**TASK DIRECTIONS:** Return all the lines below in which the string "header" appears.

**RECORDS FOR PROCESSING:**
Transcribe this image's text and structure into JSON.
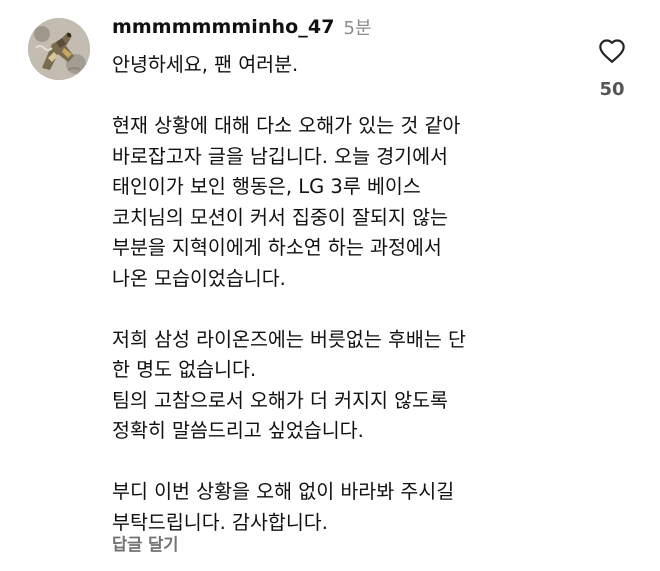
{
  "comment": {
    "username": "mmmmmmminho_47",
    "time": "5분",
    "paragraphs": [
      [
        "안녕하세요, 팬 여러분."
      ],
      [
        "현재 상황에 대해 다소 오해가 있는 것 같아",
        "바로잡고자 글을 남깁니다. 오늘 경기에서",
        "태인이가 보인 행동은, LG 3루 베이스",
        "코치님의 모션이 커서 집중이 잘되지 않는",
        "부분을 지혁이에게 하소연 하는 과정에서",
        "나온 모습이었습니다."
      ],
      [
        "저희 삼성 라이온즈에는 버릇없는 후배는 단",
        "한 명도 없습니다.",
        "팀의 고참으로서 오해가 더 커지지 않도록",
        "정확히 말씀드리고 싶었습니다."
      ],
      [
        "부디 이번 상황을 오해 없이 바라봐 주시길",
        "부탁드립니다. 감사합니다."
      ]
    ],
    "reply_label": "답글 달기",
    "like_count": "50",
    "icons": {
      "avatar": "profile-avatar",
      "like": "heart-outline-icon"
    },
    "colors": {
      "text": "#111111",
      "secondary": "#8e8e8e",
      "reply": "#737373",
      "like_count": "#555555"
    }
  }
}
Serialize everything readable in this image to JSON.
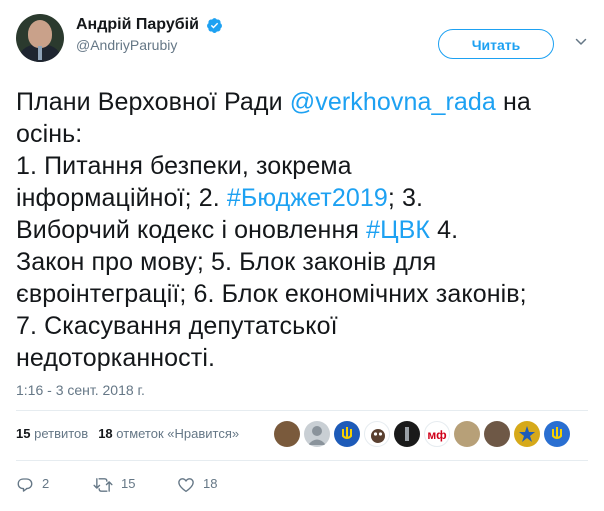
{
  "author": {
    "display_name": "Андрій Парубій",
    "handle": "@AndriyParubiy",
    "verified": true
  },
  "follow_button": {
    "label": "Читать"
  },
  "tweet": {
    "lines": [
      {
        "parts": [
          {
            "text": "Плани Верховної Ради ",
            "link": false
          },
          {
            "text": "@verkhovna_rada",
            "link": true
          },
          {
            "text": " на",
            "link": false
          }
        ]
      },
      {
        "parts": [
          {
            "text": "осінь:",
            "link": false
          }
        ]
      },
      {
        "parts": [
          {
            "text": "1. Питання безпеки, зокрема",
            "link": false
          }
        ]
      },
      {
        "parts": [
          {
            "text": "інформаційної; 2. ",
            "link": false
          },
          {
            "text": "#Бюджет2019",
            "link": true
          },
          {
            "text": "; 3.",
            "link": false
          }
        ]
      },
      {
        "parts": [
          {
            "text": "Виборчий кодекс і оновлення ",
            "link": false
          },
          {
            "text": "#ЦВК",
            "link": true
          },
          {
            "text": " 4.",
            "link": false
          }
        ]
      },
      {
        "parts": [
          {
            "text": "Закон про мову; 5. Блок законів для",
            "link": false
          }
        ]
      },
      {
        "parts": [
          {
            "text": "євроінтеграції; 6. Блок економічних законів;",
            "link": false
          }
        ]
      },
      {
        "parts": [
          {
            "text": "7. Скасування депутатської",
            "link": false
          }
        ]
      },
      {
        "parts": [
          {
            "text": "недоторканності.",
            "link": false
          }
        ]
      }
    ],
    "timestamp": "1:16 - 3 сент. 2018 г."
  },
  "stats": {
    "retweets_count": "15",
    "retweets_label": "ретвитов",
    "likes_count": "18",
    "likes_label": "отметок «Нравится»"
  },
  "likers": [
    {
      "name": "liker-1",
      "color": "#7a5a3c",
      "glyph": ""
    },
    {
      "name": "liker-2",
      "color": "#c9cfd4",
      "glyph": ""
    },
    {
      "name": "liker-3",
      "color": "#1e5bb8",
      "glyph": ""
    },
    {
      "name": "liker-4",
      "color": "#ffffff",
      "glyph": ""
    },
    {
      "name": "liker-5",
      "color": "#1a1a1a",
      "glyph": ""
    },
    {
      "name": "liker-6",
      "color": "#ffffff",
      "glyph": "мф"
    },
    {
      "name": "liker-7",
      "color": "#b7a078",
      "glyph": ""
    },
    {
      "name": "liker-8",
      "color": "#6e5846",
      "glyph": ""
    },
    {
      "name": "liker-9",
      "color": "#d6a91a",
      "glyph": ""
    },
    {
      "name": "liker-10",
      "color": "#2a6fd1",
      "glyph": ""
    }
  ],
  "actions": {
    "reply_count": "2",
    "retweet_count": "15",
    "like_count": "18"
  },
  "colors": {
    "accent": "#1da1f2",
    "text": "#14171a",
    "muted": "#657786",
    "border": "#e6ecf0"
  }
}
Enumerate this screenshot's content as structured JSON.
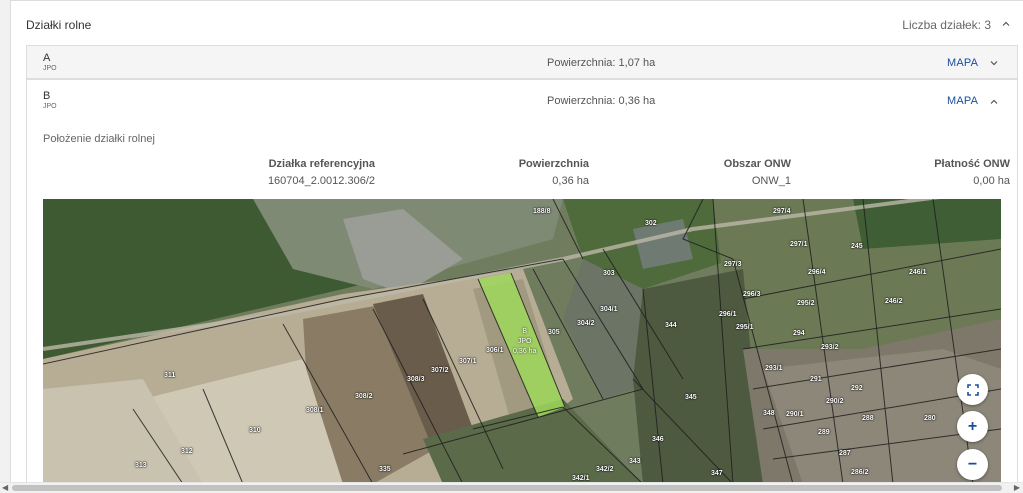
{
  "header": {
    "title": "Działki rolne",
    "count_label": "Liczba działek: 3"
  },
  "plots": [
    {
      "letter": "A",
      "sub": "JPO",
      "area": "Powierzchnia: 1,07 ha",
      "map_label": "MAPA",
      "expanded": false
    },
    {
      "letter": "B",
      "sub": "JPO",
      "area": "Powierzchnia: 0,36 ha",
      "map_label": "MAPA",
      "expanded": true
    }
  ],
  "details": {
    "section_title": "Położenie działki rolnej",
    "columns": [
      {
        "header": "Działka referencyjna",
        "value": "160704_2.0012.306/2"
      },
      {
        "header": "Powierzchnia",
        "value": "0,36 ha"
      },
      {
        "header": "Obszar ONW",
        "value": "ONW_1"
      },
      {
        "header": "Płatność ONW",
        "value": "0,00 ha"
      }
    ]
  },
  "map": {
    "plot_label": {
      "letter": "B",
      "code": "JPO",
      "area": "0,36 ha"
    },
    "parcel_labels": [
      "188/8",
      "302",
      "297/4",
      "297/1",
      "245",
      "297/3",
      "296/4",
      "246/1",
      "303",
      "296/3",
      "295/2",
      "246/2",
      "304/1",
      "296/1",
      "295/1",
      "344",
      "305",
      "304/2",
      "306/1",
      "294",
      "293/2",
      "307/1",
      "293/1",
      "311",
      "307/2",
      "308/3",
      "291",
      "292",
      "345",
      "308/2",
      "290/2",
      "308/1",
      "348",
      "290/1",
      "288",
      "280",
      "310",
      "289",
      "346",
      "312",
      "287",
      "313",
      "343",
      "335",
      "342/2",
      "286/2",
      "347",
      "342/1"
    ],
    "buttons": {
      "fullscreen": "fullscreen-icon",
      "zoom_in": "+",
      "zoom_out": "−"
    },
    "colors": {
      "highlight": "#9ed85a",
      "road": "#bdb8a8"
    }
  }
}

**ANSWER FOR THE TASK:**
  "header": {
        "header": "Działka referencyjna",
        "header": "Powierzchnia",
        "header": "Obszar ONW",
        "header": "Płatność ONW",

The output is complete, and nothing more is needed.